Stanford professor wins million-dollar prize from Dan David Foundation
Stanford biologist Marcus Feldman has won a $1 million prize from the Dan David Foundation for his work on evolution. Prizes are awarded annually for achievements having an outstanding scientific, technological, cultural or social impact on our world.
By Sandeep Ravindran
Marcus Feldman was awarded the prize for his research into plant and animal evolution.
When Stanford Professor Marcus Feldman received a phone call two weeks ago, the caller immediately said, "I hope you're sitting down." There was good reason for such a warning: Feldman had just won $1 million.
Feldman, a biologist and expert on evolution, received one of three 2011 Dan David Prizes for his work. He will receive the award in May at Tel Aviv University.
"It really was an incredible surprise," said Feldman, the Burnet C. and Mildred Finley Wohlford Professor in the School of Humanities and Sciences. "I was kind of staggered. I never expected such a thing," he said.
He was surprised to even be nominated, after seeing the list of past winners, who include former British Prime Minister Tony Blair and former U.S. Vice President Al Gore.
Feldman was awarded the prize for his research into human and animal evolution as well as mathematical theory applied to evolution of behavior. "His work has led to highly focused insights of cultural significance such as the out-of-Africa model of human evolution, as well as cultural preferences in different civilizations," the Dan David Foundation said.
The prize, created in 2002, is endowed by the foundation, headquartered at Tel Aviv University. Three prizes of $1 million each are awarded every year "for achievements having an outstanding scientific, technological, cultural or social impact on our world."

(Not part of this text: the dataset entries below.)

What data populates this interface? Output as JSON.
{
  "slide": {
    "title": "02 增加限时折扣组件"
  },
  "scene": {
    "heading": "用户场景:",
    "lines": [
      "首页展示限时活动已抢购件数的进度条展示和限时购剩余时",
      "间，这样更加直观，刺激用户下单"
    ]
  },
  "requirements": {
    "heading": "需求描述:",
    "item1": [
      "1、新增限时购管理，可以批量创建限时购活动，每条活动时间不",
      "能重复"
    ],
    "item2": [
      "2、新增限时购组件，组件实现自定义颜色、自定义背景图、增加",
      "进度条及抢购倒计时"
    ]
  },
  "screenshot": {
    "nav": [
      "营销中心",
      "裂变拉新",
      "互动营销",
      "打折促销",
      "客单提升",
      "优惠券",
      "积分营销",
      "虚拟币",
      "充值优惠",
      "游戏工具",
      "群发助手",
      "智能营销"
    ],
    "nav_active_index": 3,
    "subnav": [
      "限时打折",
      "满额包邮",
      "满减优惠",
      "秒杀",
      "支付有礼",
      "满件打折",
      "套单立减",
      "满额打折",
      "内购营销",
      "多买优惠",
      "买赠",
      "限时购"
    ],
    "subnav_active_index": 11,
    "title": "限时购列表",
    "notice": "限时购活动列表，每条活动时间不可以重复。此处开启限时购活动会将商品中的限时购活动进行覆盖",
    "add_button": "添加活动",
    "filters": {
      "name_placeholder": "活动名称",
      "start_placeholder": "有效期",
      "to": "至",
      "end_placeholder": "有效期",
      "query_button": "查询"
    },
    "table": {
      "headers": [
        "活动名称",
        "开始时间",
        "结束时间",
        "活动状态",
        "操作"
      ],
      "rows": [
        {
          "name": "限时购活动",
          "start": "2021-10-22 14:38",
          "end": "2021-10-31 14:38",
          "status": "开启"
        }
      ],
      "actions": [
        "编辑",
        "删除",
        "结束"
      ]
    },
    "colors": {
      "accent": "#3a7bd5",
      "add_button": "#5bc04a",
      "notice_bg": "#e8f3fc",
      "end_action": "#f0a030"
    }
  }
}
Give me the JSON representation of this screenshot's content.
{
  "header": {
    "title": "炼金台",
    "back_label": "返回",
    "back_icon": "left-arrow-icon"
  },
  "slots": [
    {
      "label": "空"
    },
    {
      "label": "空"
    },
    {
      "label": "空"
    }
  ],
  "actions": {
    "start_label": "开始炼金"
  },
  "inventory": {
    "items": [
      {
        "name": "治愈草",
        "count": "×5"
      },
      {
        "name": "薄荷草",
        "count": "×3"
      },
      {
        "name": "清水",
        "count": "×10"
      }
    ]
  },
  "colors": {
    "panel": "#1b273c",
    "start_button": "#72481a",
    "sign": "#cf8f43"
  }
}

The awards are given in three categories – past, present and future – that represent realms of human achievement. Feldman won for expanding human knowledge of the past. "One of the important things about the prize was its recognition of the study of evolution and its ramifications as an important scientific endeavor," he said.
Feldman is particularly well known for his work on cultural evolution, and how genes and culture interact. A single cultural change, such as the development of agriculture, can have massive effects on the human genome, he said.
Feldman hasn't had time to think about what he will do with the prize money. "I have no idea. I've been so busy with work," he said. But all winners of the Dan David Prize donate 10 percent of their prize money to graduate students and postdoctoral researchers in their respective fields.
The other prizewinners for 2011 are University of California-San Francisco Professor Cynthia Kenyon and Harvard Medical School Professor Gary Ruvkun, who won the prize in the future category for their work on aging; and filmmakers Joel and Ethan Coen, who won the prize for the present for their work in cinema and society.
"It is really flattering to win the prize with such great scientists as Kenyon and Ruvkun and well-known people like the Coen brothers," Feldman said. "I really like their films."
Sandeep Ravindran is a science-writing intern at the Stanford News Service.